- Task brief: From the entries, copy each line that includes "icon".

START Data for analysis

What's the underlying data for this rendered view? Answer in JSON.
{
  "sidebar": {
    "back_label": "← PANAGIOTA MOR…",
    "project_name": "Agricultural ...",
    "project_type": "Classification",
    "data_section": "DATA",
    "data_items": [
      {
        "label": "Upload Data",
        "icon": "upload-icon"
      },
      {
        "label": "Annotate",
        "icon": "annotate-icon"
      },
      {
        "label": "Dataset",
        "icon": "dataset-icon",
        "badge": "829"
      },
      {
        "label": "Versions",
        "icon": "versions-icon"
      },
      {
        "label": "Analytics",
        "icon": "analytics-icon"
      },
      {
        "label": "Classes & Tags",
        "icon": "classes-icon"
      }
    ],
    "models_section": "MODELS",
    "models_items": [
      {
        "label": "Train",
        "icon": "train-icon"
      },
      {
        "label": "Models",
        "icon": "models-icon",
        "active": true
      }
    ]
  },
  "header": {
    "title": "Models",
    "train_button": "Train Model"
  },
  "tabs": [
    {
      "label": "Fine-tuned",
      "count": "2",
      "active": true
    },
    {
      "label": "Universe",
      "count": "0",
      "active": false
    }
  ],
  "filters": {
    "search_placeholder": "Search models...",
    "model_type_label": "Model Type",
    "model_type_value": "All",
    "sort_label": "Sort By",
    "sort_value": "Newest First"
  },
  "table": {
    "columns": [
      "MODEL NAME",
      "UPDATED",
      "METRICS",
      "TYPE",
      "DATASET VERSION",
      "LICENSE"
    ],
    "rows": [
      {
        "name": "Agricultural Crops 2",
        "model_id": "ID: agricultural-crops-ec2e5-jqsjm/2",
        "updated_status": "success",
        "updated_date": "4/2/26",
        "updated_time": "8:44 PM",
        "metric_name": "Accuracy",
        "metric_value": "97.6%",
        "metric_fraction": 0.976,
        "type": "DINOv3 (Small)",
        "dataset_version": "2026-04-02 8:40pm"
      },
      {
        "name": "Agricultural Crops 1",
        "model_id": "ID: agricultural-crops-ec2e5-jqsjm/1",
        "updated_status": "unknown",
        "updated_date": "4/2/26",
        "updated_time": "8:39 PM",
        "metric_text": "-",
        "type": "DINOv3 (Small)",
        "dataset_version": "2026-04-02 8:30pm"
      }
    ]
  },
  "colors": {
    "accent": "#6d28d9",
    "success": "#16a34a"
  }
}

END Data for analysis

- Exercise response:
        "icon": "upload-icon"
        "icon": "annotate-icon"
        "icon": "dataset-icon",
        "icon": "versions-icon"
        "icon": "analytics-icon"
        "icon": "classes-icon"
        "icon": "train-icon"
        "icon": "models-icon",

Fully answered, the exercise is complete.